Monday, 12th February 2018

Industry 4.0 and smart factories. Are we there yet?

Industry 4.0 and smart factories. Are we there yet?

If not, how close are we?

“When talking about Industry 4.0 and the concept of smart factories, we need to take into account that there are no standards in this field that would define how close we are, while some enterprises and providers of these services offer just questionnaires that serve as orientation on the level of achieved digitalisation,” said Robert Rošer, Production Manager for the Cooking appliances Programme in Gorenje Group.

We are already in the final stage of preparing our strategy and further steps need to be taken with a lot of deliberation and caution. While we are already using a fair amount of elements that make up the so-called Industry 4.0, all further actions are aimed at upgrading these elements and connecting them into a smart whole.




Many guidelines and key elements for the realisation of the concept of a smart factory have already been implemented in Gorenje Group, including:

       - smart tools: with sensors on tools we achieved better productivity and reduced wear and damage on tools, and smart assembly line with smart sensors (e.g. RFID Tags and 'reading heads'), which are integrated on the palette on the appliance assembly line;

       - autonomous robots, which are already parts of some production processes;

       - AGV system for internal logistics, the automated guided vehicle that moves on a certain logistic trajectory and transports materials from point A to point B. The vehicle moves autonomously, and uses magnetic bands for guidance or is guided by means of laser sensors. The vehicles are also equipped with optical sensors that ensure maximum levels of safety.

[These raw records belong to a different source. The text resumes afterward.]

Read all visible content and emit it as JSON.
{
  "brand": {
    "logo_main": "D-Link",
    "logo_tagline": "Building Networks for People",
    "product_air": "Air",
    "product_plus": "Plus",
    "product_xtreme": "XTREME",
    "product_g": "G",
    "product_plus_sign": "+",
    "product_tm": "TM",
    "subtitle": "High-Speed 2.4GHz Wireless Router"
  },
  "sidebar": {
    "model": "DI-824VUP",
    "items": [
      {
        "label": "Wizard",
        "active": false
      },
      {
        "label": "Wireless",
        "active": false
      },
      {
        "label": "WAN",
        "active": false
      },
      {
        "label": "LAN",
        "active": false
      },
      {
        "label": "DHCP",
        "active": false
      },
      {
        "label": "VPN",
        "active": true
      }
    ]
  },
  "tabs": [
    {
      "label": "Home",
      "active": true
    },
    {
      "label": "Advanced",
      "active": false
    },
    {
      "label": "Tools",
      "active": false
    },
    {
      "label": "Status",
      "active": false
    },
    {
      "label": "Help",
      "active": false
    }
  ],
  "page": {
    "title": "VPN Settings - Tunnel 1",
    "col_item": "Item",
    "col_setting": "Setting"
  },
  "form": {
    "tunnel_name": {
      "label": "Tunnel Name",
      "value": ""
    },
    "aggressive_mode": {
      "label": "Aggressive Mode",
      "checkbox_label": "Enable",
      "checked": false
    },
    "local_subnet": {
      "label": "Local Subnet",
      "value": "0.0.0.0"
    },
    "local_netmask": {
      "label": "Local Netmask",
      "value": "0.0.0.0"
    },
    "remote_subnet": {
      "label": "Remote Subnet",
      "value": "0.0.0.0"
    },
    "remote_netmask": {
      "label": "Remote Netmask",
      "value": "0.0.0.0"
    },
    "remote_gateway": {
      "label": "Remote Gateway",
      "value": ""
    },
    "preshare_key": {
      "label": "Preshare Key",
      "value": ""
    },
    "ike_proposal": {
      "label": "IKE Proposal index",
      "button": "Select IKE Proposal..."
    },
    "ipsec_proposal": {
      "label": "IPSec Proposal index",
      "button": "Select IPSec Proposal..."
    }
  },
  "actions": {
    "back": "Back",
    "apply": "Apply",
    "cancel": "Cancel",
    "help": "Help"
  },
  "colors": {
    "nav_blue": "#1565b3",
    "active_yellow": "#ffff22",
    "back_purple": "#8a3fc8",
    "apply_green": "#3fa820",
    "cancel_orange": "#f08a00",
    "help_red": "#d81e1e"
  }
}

       - AR / Augumented Reality: implementation of technology for augmented reality in production and product development is especially useful in pre-development as it provides a better visual picture of products, visual control over work processes, remote access, early detection of weaknesses and deficiencies in the work process, savings in time and costs etc.

      - 3D print: a centralised prototype workshop with 3D printing technology is already in use at Gorenje in Velenje.

      - Plant simulation, i.e. computer animation programme which enables modelling and simulation of production systems and processes. 

       - An important element that we have been using since 2017 are the so-called digital twins, which enable simulation in a digital environment (e.g. simulation of planning of implementation of new production, simulation of logistic processes, planning of operational production etc.) thus reducing costs, error occurancies, and contribute to greater productivity in production.

      - Collaborative robots: robots, equipped with special safety protocols that work side-by-side with a human and ensure effective support for easier and faster work.  

By including others and encouraging open innovation we strive to continue paving the way for Industry 4.0.

In the future, we want to see more robots working side-by-side with people and to implement robots for high-precision assembly operations, where nowadays human labour is still indispensable.

We would like to implement robotization and automation in as many work sub processes and assembly lines as possible – we want robots to replace human manual work on difficult operations. This does not mean that there will be fewer jobs for people. On the contrary: in the future, robots will take over the strenuous manual work and assembly operations, while people will supervise their operation. This will help us improve productivity and increase added value. By involving and opening innovation, we wish to continue to play a pioneering role in Industry 4.0.